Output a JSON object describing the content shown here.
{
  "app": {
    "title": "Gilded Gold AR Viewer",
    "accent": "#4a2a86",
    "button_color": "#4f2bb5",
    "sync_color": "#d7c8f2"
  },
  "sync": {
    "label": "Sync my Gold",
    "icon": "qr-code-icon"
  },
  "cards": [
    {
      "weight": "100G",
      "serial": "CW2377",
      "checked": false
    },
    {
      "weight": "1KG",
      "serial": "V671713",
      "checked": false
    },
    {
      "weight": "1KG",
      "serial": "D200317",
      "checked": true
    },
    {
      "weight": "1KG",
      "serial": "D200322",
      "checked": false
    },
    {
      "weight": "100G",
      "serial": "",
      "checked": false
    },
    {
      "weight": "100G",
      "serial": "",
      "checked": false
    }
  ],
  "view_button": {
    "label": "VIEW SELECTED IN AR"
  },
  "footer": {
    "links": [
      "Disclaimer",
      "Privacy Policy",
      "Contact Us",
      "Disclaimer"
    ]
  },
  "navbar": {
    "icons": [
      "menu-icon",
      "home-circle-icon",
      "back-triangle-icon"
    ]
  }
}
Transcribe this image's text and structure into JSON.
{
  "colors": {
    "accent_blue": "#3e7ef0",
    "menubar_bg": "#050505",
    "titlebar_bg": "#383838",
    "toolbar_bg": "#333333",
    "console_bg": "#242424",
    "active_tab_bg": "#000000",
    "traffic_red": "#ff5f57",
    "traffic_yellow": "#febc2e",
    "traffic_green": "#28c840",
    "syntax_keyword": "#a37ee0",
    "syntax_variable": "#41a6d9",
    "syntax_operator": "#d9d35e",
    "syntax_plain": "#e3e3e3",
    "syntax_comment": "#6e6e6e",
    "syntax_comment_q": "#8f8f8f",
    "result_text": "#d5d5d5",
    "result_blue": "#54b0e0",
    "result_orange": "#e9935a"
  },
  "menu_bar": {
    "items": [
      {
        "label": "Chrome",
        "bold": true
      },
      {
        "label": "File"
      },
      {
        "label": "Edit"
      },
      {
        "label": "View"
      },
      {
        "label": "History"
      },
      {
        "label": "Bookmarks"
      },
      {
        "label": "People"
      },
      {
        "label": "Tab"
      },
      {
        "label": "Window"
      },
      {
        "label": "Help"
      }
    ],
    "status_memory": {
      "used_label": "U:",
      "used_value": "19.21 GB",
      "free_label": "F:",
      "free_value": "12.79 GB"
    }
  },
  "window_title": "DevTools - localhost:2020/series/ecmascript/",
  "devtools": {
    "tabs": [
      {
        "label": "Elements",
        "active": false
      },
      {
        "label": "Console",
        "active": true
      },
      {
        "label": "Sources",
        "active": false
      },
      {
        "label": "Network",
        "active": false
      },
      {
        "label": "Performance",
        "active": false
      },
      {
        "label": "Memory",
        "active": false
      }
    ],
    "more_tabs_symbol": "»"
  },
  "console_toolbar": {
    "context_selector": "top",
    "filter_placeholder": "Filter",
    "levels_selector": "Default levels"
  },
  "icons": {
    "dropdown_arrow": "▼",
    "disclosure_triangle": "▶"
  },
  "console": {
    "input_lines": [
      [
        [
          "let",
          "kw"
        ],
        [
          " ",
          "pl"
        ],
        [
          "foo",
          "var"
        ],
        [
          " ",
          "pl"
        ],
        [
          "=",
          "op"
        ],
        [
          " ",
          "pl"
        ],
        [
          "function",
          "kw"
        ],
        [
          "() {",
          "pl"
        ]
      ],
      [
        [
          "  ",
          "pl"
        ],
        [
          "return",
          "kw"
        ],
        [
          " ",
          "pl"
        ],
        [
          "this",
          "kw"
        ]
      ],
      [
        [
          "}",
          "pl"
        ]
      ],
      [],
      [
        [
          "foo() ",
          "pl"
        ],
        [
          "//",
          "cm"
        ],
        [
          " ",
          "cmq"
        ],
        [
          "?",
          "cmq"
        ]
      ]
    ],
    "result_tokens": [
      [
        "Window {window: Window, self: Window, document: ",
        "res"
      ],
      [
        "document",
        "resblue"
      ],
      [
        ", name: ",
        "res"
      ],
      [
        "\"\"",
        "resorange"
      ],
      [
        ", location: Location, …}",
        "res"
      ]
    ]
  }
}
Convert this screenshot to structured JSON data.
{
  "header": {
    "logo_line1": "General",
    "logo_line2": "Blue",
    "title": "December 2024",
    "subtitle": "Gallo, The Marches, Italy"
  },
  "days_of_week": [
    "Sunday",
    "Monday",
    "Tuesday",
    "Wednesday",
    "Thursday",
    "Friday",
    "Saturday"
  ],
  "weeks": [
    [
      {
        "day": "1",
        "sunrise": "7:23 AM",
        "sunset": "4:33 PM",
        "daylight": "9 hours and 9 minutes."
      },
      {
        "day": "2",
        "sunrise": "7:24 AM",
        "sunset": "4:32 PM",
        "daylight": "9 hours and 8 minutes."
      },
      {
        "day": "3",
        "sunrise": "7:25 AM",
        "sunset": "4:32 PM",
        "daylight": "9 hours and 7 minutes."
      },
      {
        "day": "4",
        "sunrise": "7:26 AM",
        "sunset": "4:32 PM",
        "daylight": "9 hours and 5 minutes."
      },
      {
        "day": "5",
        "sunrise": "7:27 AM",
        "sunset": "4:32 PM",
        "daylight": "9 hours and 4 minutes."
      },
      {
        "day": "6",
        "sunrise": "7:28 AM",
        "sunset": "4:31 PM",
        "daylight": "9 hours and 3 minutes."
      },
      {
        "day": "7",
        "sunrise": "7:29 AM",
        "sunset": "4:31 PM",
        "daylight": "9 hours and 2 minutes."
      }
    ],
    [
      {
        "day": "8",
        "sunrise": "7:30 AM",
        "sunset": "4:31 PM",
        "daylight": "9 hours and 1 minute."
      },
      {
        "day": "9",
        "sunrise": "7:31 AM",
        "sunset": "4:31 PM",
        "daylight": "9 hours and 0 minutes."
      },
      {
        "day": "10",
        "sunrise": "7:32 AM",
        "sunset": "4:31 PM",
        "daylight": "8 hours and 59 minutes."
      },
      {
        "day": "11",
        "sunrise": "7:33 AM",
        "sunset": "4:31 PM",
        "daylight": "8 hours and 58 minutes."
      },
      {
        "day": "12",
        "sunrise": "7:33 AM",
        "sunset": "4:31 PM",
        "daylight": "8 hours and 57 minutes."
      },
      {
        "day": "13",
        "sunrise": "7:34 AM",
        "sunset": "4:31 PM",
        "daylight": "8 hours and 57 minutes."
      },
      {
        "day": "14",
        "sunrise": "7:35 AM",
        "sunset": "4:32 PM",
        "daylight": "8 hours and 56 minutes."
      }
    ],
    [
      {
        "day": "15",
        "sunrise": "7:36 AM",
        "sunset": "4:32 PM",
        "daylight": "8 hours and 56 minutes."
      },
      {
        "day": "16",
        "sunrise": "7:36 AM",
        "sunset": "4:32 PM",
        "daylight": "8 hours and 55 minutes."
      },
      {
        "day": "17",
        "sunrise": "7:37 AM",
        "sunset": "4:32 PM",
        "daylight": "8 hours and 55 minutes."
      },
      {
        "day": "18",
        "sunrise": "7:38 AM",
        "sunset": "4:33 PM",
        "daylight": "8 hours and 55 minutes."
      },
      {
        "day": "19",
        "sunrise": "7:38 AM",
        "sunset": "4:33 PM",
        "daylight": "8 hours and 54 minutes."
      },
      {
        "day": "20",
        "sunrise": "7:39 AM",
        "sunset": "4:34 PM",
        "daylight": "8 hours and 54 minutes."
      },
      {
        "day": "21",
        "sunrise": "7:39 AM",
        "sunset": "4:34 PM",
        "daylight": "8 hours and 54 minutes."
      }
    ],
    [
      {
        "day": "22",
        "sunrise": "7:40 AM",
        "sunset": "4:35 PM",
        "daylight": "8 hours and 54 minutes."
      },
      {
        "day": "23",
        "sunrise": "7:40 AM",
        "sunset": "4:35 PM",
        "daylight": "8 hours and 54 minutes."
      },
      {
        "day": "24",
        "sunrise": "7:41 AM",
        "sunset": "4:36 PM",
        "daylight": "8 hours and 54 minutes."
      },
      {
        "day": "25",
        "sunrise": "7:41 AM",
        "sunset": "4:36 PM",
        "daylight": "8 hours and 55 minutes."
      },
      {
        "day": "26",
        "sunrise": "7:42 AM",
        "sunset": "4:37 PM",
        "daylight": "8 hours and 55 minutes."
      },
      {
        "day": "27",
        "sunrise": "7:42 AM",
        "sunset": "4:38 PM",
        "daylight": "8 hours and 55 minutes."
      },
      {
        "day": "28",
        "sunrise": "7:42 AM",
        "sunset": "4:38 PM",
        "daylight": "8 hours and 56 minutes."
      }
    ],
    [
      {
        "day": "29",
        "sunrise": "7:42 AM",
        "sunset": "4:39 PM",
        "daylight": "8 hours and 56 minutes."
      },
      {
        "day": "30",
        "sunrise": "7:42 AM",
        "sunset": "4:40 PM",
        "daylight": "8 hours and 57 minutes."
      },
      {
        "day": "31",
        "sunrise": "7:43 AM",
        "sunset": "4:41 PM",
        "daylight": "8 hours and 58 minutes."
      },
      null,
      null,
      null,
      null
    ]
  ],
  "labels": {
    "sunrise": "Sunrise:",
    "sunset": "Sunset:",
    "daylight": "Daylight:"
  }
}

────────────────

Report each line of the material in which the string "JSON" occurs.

Output a JSON object describing the content shown here.
Transcribe this image's text and structure into JSON.
Convert this screenshot to structured JSON data.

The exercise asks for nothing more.